Mr. Cason’s Vegetable Garden is a welcoming site with its seven and a half acres flowing with juicy vegetables, blossoming wildflowers, soothing herbs, and mouthwatering fruit. Particularly alluring is the southern feel that overcomes visitors upon entering the garden. This atmosphere is what provided the setting for the popular television show, The Victory Garden, that aired on PBS. What a thrill to enter a famous garden!
Mr. Cason’s Vegetable Garden was one of the last major projects developed by Cason J. Callaway before his passing. The garden was named in his memory and now lives on in the mind of all who enter. The gardens demonstrate scientific, educational, and practical applications for growing fruits and vegetables. The test plots might even inspire visitors to try new methods in their own garden.
Learn more at their website: http://www.callawaygardens.com/gardens/woodland/vegetable-garden.aspx
The vegetable garden hosts more than 400 varieties of crops. The crops grown include some of the traditional as well as southern favorites. The varieties chosen are selected for their visual appeal, quality, and succulent flavor. The vigorous plants are cared for by Callaway employees and the best produce is selected to be sold in the Callaway store and restaurant. There is nothing better than fresh fruits and vegetables grown with care and love!

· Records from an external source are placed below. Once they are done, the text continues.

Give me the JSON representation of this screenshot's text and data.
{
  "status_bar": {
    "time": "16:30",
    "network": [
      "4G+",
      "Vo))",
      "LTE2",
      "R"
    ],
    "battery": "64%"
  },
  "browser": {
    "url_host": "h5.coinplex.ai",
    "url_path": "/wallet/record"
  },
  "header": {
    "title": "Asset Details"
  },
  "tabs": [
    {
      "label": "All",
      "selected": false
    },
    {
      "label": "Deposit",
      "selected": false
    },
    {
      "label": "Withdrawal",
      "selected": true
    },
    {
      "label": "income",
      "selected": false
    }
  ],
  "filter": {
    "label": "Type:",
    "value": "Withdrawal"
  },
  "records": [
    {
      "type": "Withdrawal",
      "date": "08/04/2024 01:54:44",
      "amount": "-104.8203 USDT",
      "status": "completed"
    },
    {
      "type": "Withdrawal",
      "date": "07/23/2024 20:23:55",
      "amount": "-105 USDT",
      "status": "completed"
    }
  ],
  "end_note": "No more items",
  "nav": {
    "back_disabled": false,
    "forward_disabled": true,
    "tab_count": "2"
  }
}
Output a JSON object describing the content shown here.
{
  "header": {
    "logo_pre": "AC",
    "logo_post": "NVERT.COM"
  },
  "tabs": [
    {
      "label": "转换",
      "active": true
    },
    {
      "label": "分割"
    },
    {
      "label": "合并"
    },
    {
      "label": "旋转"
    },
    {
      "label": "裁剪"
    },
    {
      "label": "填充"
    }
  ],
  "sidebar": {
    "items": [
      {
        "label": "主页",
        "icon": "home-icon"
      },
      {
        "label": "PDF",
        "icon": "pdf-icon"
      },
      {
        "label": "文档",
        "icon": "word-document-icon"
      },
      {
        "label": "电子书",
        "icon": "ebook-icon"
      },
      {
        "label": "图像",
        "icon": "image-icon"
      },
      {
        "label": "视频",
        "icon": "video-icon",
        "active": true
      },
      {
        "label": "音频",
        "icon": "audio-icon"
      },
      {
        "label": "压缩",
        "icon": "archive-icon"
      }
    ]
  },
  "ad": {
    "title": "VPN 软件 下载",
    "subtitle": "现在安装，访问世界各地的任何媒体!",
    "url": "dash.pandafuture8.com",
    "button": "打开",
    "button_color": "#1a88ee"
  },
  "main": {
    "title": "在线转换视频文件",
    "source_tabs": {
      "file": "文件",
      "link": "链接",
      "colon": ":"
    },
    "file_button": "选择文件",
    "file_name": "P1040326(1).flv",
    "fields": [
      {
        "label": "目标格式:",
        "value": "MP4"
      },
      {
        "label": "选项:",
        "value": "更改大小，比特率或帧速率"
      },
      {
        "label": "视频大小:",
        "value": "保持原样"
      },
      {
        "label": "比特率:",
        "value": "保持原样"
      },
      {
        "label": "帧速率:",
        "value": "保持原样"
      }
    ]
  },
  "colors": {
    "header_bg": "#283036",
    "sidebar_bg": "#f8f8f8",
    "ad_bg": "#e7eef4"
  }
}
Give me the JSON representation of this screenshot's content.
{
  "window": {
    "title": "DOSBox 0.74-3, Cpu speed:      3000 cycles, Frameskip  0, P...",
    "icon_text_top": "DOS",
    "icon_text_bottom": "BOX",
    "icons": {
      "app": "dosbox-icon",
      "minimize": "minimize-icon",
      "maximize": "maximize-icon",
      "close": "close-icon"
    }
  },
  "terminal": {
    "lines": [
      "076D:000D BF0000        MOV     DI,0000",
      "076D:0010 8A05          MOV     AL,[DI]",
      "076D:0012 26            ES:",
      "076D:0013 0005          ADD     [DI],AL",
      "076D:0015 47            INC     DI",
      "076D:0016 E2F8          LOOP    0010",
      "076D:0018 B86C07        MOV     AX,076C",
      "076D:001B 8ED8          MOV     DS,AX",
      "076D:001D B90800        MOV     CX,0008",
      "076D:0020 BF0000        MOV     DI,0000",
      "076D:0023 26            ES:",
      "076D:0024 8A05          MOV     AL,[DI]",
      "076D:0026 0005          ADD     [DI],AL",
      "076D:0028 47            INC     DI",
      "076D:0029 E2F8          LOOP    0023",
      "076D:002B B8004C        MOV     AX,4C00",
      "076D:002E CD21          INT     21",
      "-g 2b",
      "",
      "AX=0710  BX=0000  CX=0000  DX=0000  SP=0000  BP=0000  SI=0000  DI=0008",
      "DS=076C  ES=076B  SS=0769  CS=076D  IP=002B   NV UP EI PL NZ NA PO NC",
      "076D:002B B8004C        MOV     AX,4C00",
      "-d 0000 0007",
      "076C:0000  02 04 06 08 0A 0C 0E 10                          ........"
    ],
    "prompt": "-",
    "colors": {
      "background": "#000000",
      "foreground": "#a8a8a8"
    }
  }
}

I found the tomato plot especially interesting. Wooden polls and wire was used to host up the bushy tomatoes. This provided support and guidance to keep plants from trailing along the grounds.
Muscadine grapes were beginning to develop fruit when we arrived in July. Grapes are ready to pick in the fall for use as jellies, sauces, pies, and wine that is after competition with birds! This variety is native to the south and thrives in regions with mild winters. It grows in the wild and benefits from a supportive trellis.
Our last stop was to the Victory Garden South. The shed within the garden doubles as the Vegetable Garden Shop in the summer and at intervals during the spring and fall.
Vegetable scraps and organic matter is recycled into nutritious compost. This is truly inspirational to all fellow organic gardens or those who inspire to in the future. Compost feeds the roots therefore producing healthy plants and produce. Never underestimate the power of compost in the garden. Plus its free!
Elizabeth’s Traveling Tips: I suggest bringing sunscreen, sunglasses, shade hat or an umbrella during the summer.